Edwin: Well of course it’s for their own health. But people had begun to speak about treatment as prevention. Fortunately, ‘Positive, Health, Dignity and Prevention’ has changed this, obviously just as the WHO guidelines are now, ‘for treatment and prevention.’
T: Instead of ‘Treatment as Prevention’?
Edwin: Yes. Obviously treatment always comes first. — we can’t live the way that we want to live unless we’re healthy and treatment gives us that. As long as we take it when we’re ready and when it’s appropriate for us. And I know that from many surveys that many of us – and this comes back to the criminalisation issue – I would say all of us living with HIV do not want to expose or transmit HIV. So if we are empowered to actually understand that when we take treatment it actually reduces our infectiousness that actually helps not only as an incentive to continue to take treatment – as if it wasn’t important enough for our own health – but it actually benefits our partners and our communities.
T: What do you see as opportunities regarding advocacy for the future? With the new guidelines coming out, how can we advocate around them to further include the concepts of ‘Positive, Health, Dignity and Prevention’ – to make sure that PHDP is leveraged in our communities’ translation of the new WHO guidance?
Edwin: Well one of the things is that WHO guidelines are public health guidelines — they are about public health. And yet PHDP comes from a concept of individual empowerment and so there is something of a tension between the concept of the WHO guidance and the concept of PHDP. But I think if we start to look at the WHO guidance through the lens of Positive, Health, Dignity and Prevention and think of the WHO guidance as an advocacy tool to increase access to treatment. So what we need to remember is that the WHO guidelines are really a political tool in order to make sure that people living with HIV have access to treatment and I think we have to think about the idea of the additional prevention benefit as an incentive for policy makers to provide expanded treatment. And I think we can use that argument.
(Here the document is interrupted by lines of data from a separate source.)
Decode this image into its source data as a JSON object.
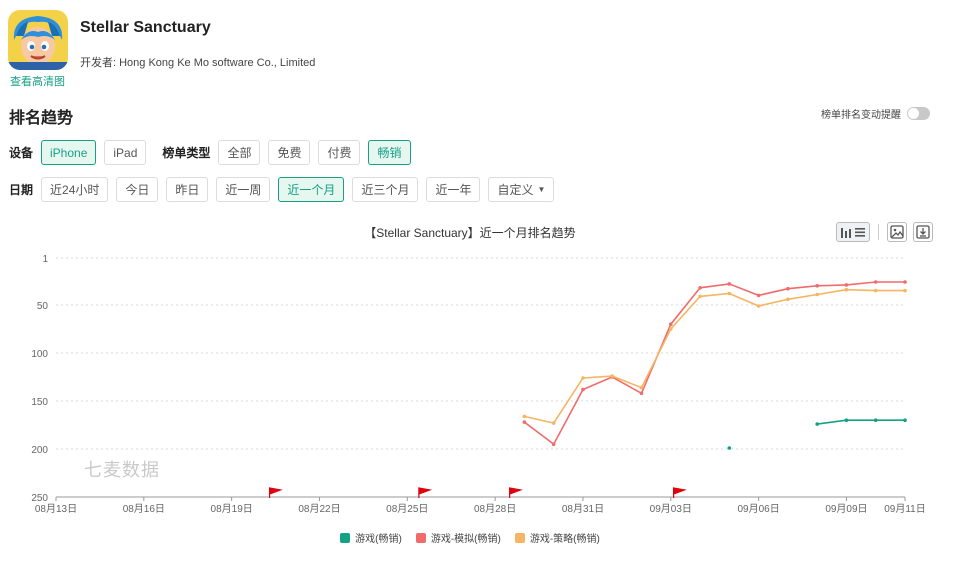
{
  "app": {
    "name": "Stellar Sanctuary",
    "developer": "开发者: Hong Kong Ke Mo software Co., Limited",
    "hd_link": "查看高清图"
  },
  "section": {
    "title": "排名趋势",
    "alert_label": "榜单排名变动提醒",
    "alert_enabled": false
  },
  "filters": {
    "device_label": "设备",
    "devices": [
      {
        "label": "iPhone",
        "active": true
      },
      {
        "label": "iPad",
        "active": false
      }
    ],
    "list_type_label": "榜单类型",
    "list_types": [
      {
        "label": "全部",
        "active": false
      },
      {
        "label": "免费",
        "active": false
      },
      {
        "label": "付费",
        "active": false
      },
      {
        "label": "畅销",
        "active": true
      }
    ],
    "date_label": "日期",
    "dates": [
      {
        "label": "近24小时",
        "active": false
      },
      {
        "label": "今日",
        "active": false
      },
      {
        "label": "昨日",
        "active": false
      },
      {
        "label": "近一周",
        "active": false
      },
      {
        "label": "近一个月",
        "active": true
      },
      {
        "label": "近三个月",
        "active": false
      },
      {
        "label": "近一年",
        "active": false
      }
    ],
    "custom_label": "自定义"
  },
  "toolbar": {
    "view_icon": "chart-list-toggle-icon",
    "image_icon": "image-icon",
    "download_icon": "download-icon"
  },
  "watermark": "七麦数据",
  "colors": {
    "accent": "#16a085",
    "series_total": "#16a085",
    "series_sim": "#f06b6b",
    "series_strategy": "#f5b563",
    "event_flag": "#e0000f"
  },
  "chart_data": {
    "type": "line",
    "title": "【Stellar Sanctuary】近一个月排名趋势",
    "x_tick_labels": [
      "08月13日",
      "08月16日",
      "08月19日",
      "08月22日",
      "08月25日",
      "08月28日",
      "08月31日",
      "09月03日",
      "09月06日",
      "09月09日",
      "09月11日"
    ],
    "x_tick_days": [
      0,
      3,
      6,
      9,
      12,
      15,
      18,
      21,
      24,
      27,
      29
    ],
    "y_tick_labels": [
      "1",
      "50",
      "100",
      "150",
      "200",
      "250"
    ],
    "y_tick_values": [
      1,
      50,
      100,
      150,
      200,
      250
    ],
    "ylim": [
      1,
      250
    ],
    "y_inverted": true,
    "grid": true,
    "legend_position": "bottom-center",
    "series": [
      {
        "name": "游戏(畅销)",
        "color": "#16a085",
        "points": [
          [
            23,
            199
          ],
          [
            26,
            174
          ],
          [
            27,
            170
          ],
          [
            28,
            170
          ],
          [
            29,
            170
          ]
        ]
      },
      {
        "name": "游戏-模拟(畅销)",
        "color": "#f06b6b",
        "points": [
          [
            16,
            172
          ],
          [
            17,
            195
          ],
          [
            18,
            138
          ],
          [
            19,
            125
          ],
          [
            20,
            142
          ],
          [
            21,
            70
          ],
          [
            22,
            32
          ],
          [
            23,
            28
          ],
          [
            24,
            40
          ],
          [
            25,
            33
          ],
          [
            26,
            30
          ],
          [
            27,
            29
          ],
          [
            28,
            26
          ],
          [
            29,
            26
          ]
        ]
      },
      {
        "name": "游戏-策略(畅销)",
        "color": "#f5b563",
        "points": [
          [
            16,
            166
          ],
          [
            17,
            173
          ],
          [
            18,
            126
          ],
          [
            19,
            124
          ],
          [
            20,
            136
          ],
          [
            21,
            75
          ],
          [
            22,
            41
          ],
          [
            23,
            38
          ],
          [
            24,
            51
          ],
          [
            25,
            44
          ],
          [
            26,
            39
          ],
          [
            27,
            34
          ],
          [
            28,
            35
          ],
          [
            29,
            35
          ]
        ]
      }
    ],
    "event_flag_days": [
      7.5,
      12.6,
      15.7,
      21.3
    ]
  }
}
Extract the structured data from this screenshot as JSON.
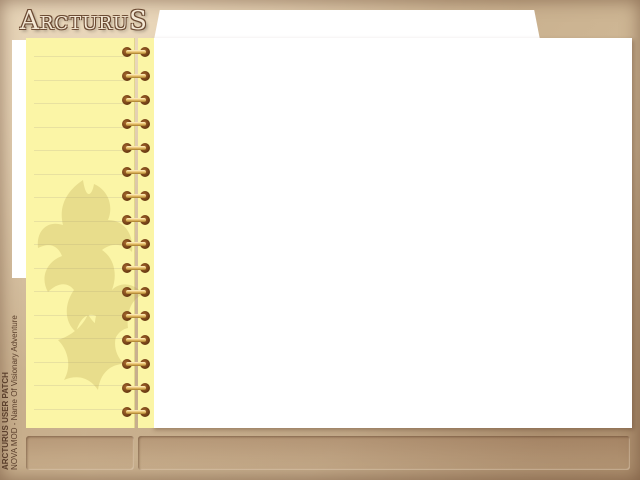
{
  "logo": {
    "text": "ArcturuS"
  },
  "side_label": {
    "line1": "ARCTURUS USER PATCH",
    "line2": "NOVA MOD - Name Of Visionary Adventure"
  },
  "colors": {
    "parchment": "#c7ae8c",
    "notepad": "#fbf5a6",
    "page": "#ffffff",
    "ring_gold": "#e9c16a",
    "ring_hole": "#6e3d14"
  },
  "icons": {
    "spiral": "spiral-ring-icon",
    "watermark": "crest-watermark-icon"
  }
}
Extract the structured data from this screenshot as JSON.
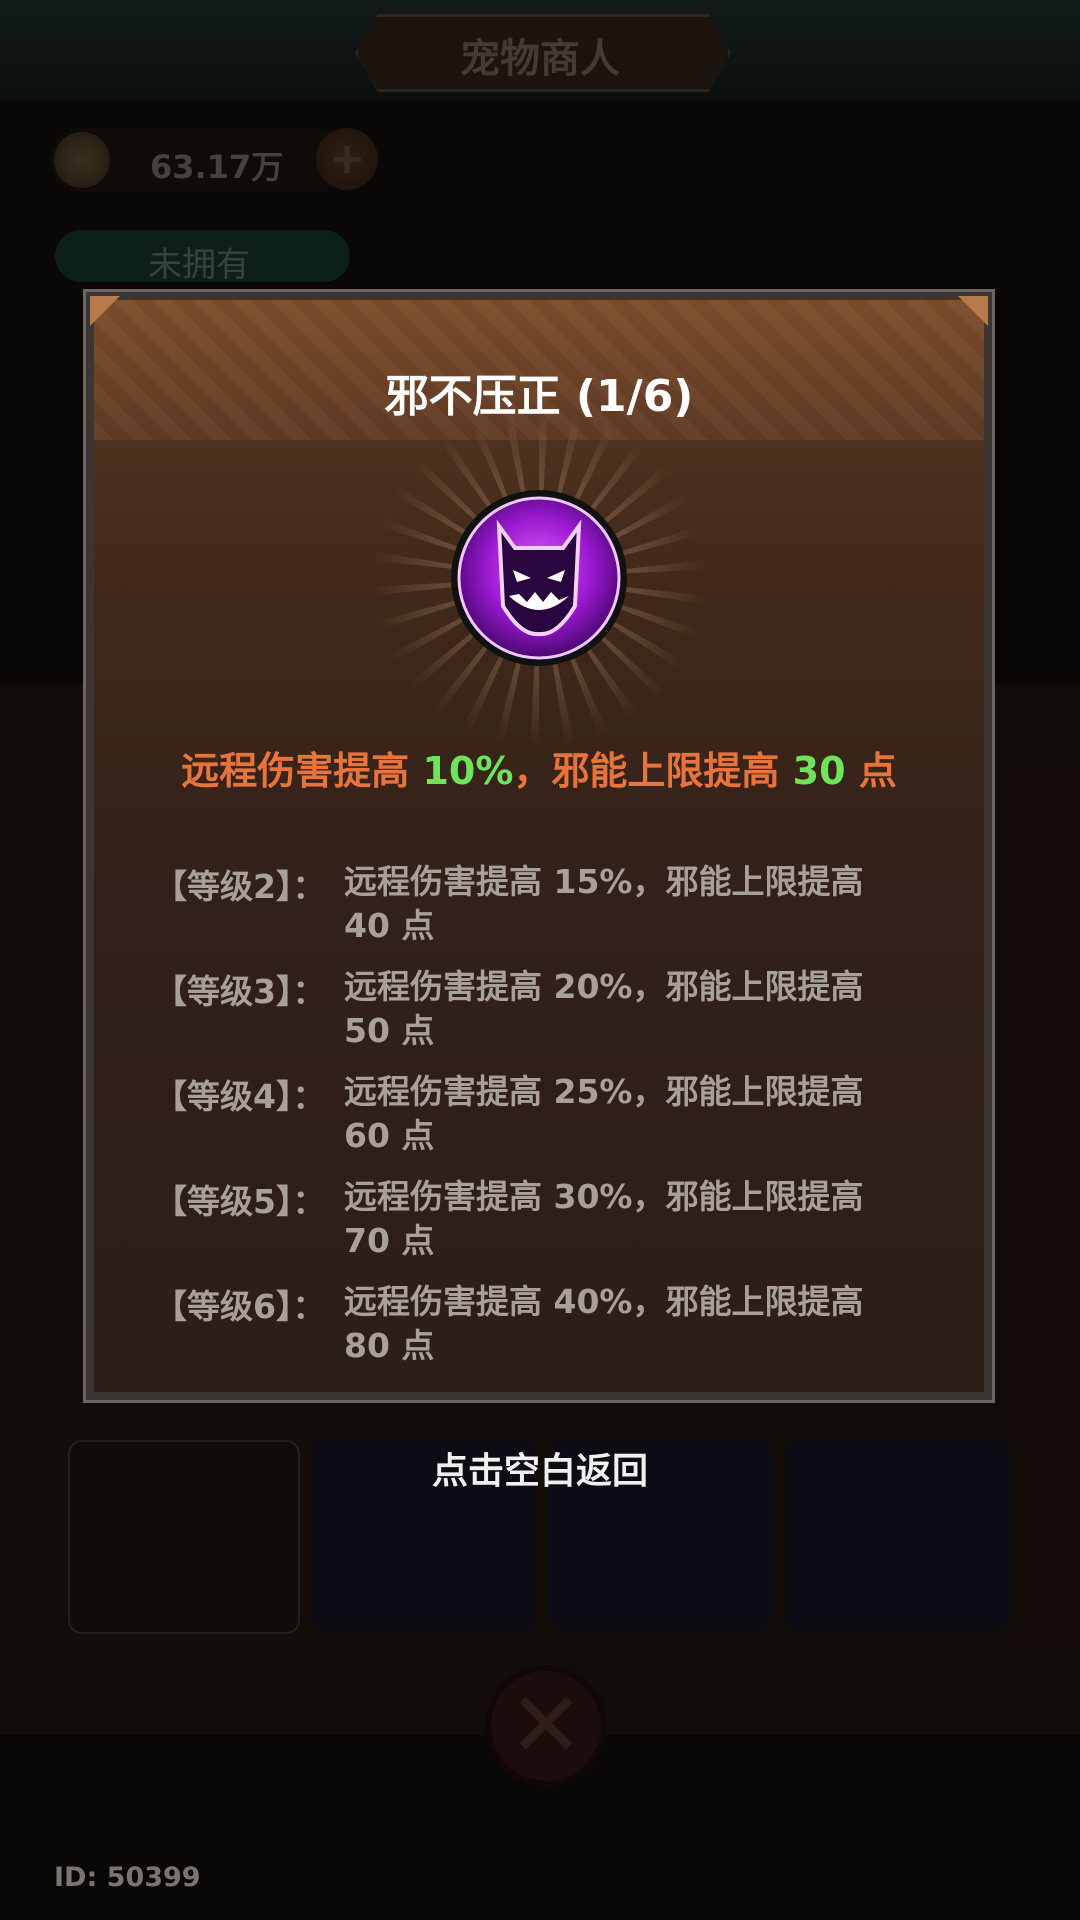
{
  "background": {
    "title": "宠物商人",
    "coins": "63.17万",
    "tab_label": "未拥有",
    "user_id": "ID: 50399"
  },
  "popup": {
    "title": "邪不压正 (1/6)",
    "summary": {
      "prefix": "远程伤害提高 ",
      "damage": "10%",
      "middle": "，邪能上限提高 ",
      "energy": "30",
      "suffix": " 点"
    },
    "levels": [
      {
        "tag": "【等级2】：",
        "line1": "远程伤害提高 15%，邪能上限提高",
        "line2": "40 点"
      },
      {
        "tag": "【等级3】：",
        "line1": "远程伤害提高 20%，邪能上限提高",
        "line2": "50 点"
      },
      {
        "tag": "【等级4】：",
        "line1": "远程伤害提高 25%，邪能上限提高",
        "line2": "60 点"
      },
      {
        "tag": "【等级5】：",
        "line1": "远程伤害提高 30%，邪能上限提高",
        "line2": "70 点"
      },
      {
        "tag": "【等级6】：",
        "line1": "远程伤害提高 40%，邪能上限提高",
        "line2": "80 点"
      }
    ],
    "icon": "demon-mask-icon"
  },
  "hint": "点击空白返回",
  "colors": {
    "accent_orange": "#e8743c",
    "value_green": "#6ee45a",
    "skill_purple": "#b020e0"
  }
}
But what we need to remember is that the WHO doesn’t really want to only treat people living with HIV just to prevent transmission. Treatment is for treatment and it’s great that it has an additional benefit but we also need to be informed ourselves of actually how it reduces our own risk of transmission. So using the lens that is person-centred and human rights-centred, we can start to fight against oppressive laws, policies and practices but at the same time advocate for expanded access.